Proponents want to call this “litigation reform,” but really, this bill tilts the judicial process in favor of infringers and big business but against patent owners. Eagle Forum sympathizes with small businesses that receive demand letters from what are called “patent trolls” and we are open to addressing this practice in a narrow, targeted manner. However, H.R. 3309 goes well beyond addressing the grievances of such small business end users and will diminish property rights and weaken U.S. patents.
More than the substantive issues, we are concerned with the way this bill is being rushed through the House. The Judiciary Committee held a single hearing just two weeks after the bill’s introduction and marked up the bill three weeks later. Soon after, there was a bipartisan appeal by concerned committee members requesting a second hearing, featuring independent inventors, venture capitalists, R&D shops, IP-based small businesses, judges, non-practicing entities that play a vital role in technology transfer such as universities, and victims of foreign IP theft, but it was ignored.
Now, just three weeks after markup (one week being Thanksgiving recess), the House is voting on this vast and complicated bill. This process is unbecoming of a great American legislative body.
This bill is an excellent way to disincentivize creativity, innovation, new inventions, and future companies. It would foster new intellectual thieves who will trample over patent-holders and would-be job creators.
H.R. 3309 does not meet the standard set forth in Article I Section 8 Clause 8 of the U.S. Constitution that secures to inventors “the exclusive right to their respective writings and discoveries.” This bill will diminish private enterprise, individual liberty, and family integrity, which relies on well-paying jobs and economic growth spurred by the discoveries of innovators.
The innovative and ingenious spirit of individuals is foundational to what has made America great. This spirit should be incentivized and esteemed — not stifled. Stopping intellectual property burglars and patent-trolls is essential, but not if we are also trampling the rights of intellectual property owners and great creative minds. This bill falls short of the Constitutional guarantee of the property rights of inventors and is bad for independent inventors, jobs, families, and the American economy. We must stop it!
Rep. Rohrabacher, a close friend of LLPH, opposes the bill stating:
He said studies have shown that most patent infringement cases are not frivolous. Instead, he said, small inventors will be discouraged from defending their intellectual property rights against large corporations who can afford to lose lawsuits.
“This schedule suggests the fix was in,” said Rohrabacher. “The clear message to little inventors: give thanks for your intellectual property rights, because you may not have them by this time next year.”
The bill’s supporters say it takes aim at so-called “patent trolls,” but Rohrabacher, rejecting that pejorative characterization, said the only people it hits are small, independent inventors.
“These so-called villainous trolls,” contended Rohrabacher, “are patent holders, or companies who represent patent holders.
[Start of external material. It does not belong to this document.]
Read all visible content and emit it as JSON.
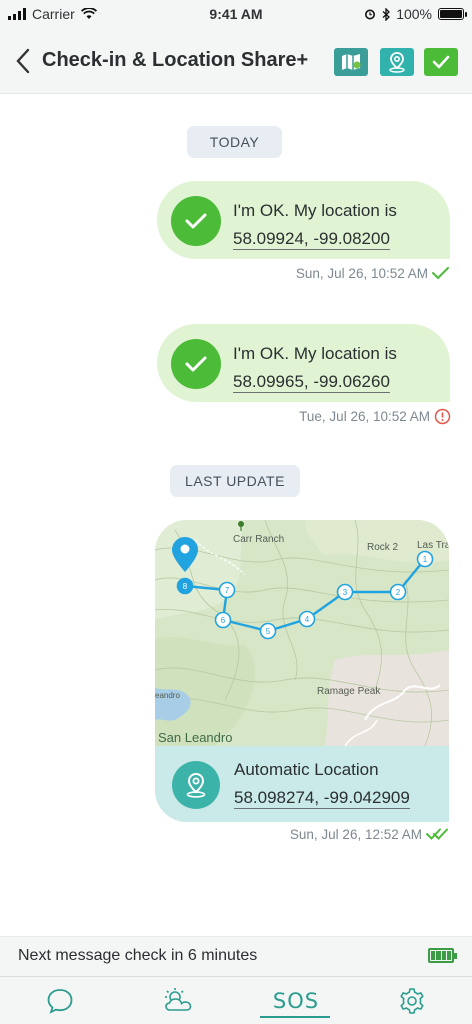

They are engaged in defending their rights against the infringement of those patents that they own.”
Rohrabacher asked his colleagues to postpone a vote on the bill until next year.
In LLPH’s opinion, this bill is too wide of a scope and will likely hurt small businesses and patent holders who would have to fight against big businesses. We need to rethink this bill and take our time…rushing it like Obamacare was is wrong and a bad idea. This bill is as bad as the Leahy-Smith America Invents Act that was passed about two years ago (which Mr. Goodlatte applauded in his testimony before the Rules Committee).
We honor the committee’s hard work, but we will have to oppose the bill in its current state and will likely score against it in our 2013 Congressional scorecard.
In addition, we may score a few amendments that would improve the bill:
#7: Rohrabacher Amendment to strike section 9 (which would strike judicial review in certain patent cases). If section 9 is left in, this would end important checks and balances in these cases.
#4: Massie Amendment: Strikes section 5, the “Customer-suit exception” provision. The provision in the bill undermines small businesses and targets “patent trolls” but this loophole is too broad.
If both improving amendments are passed, we may decide to not score against the bill. But without both passing, we will definitely have to score against this bill.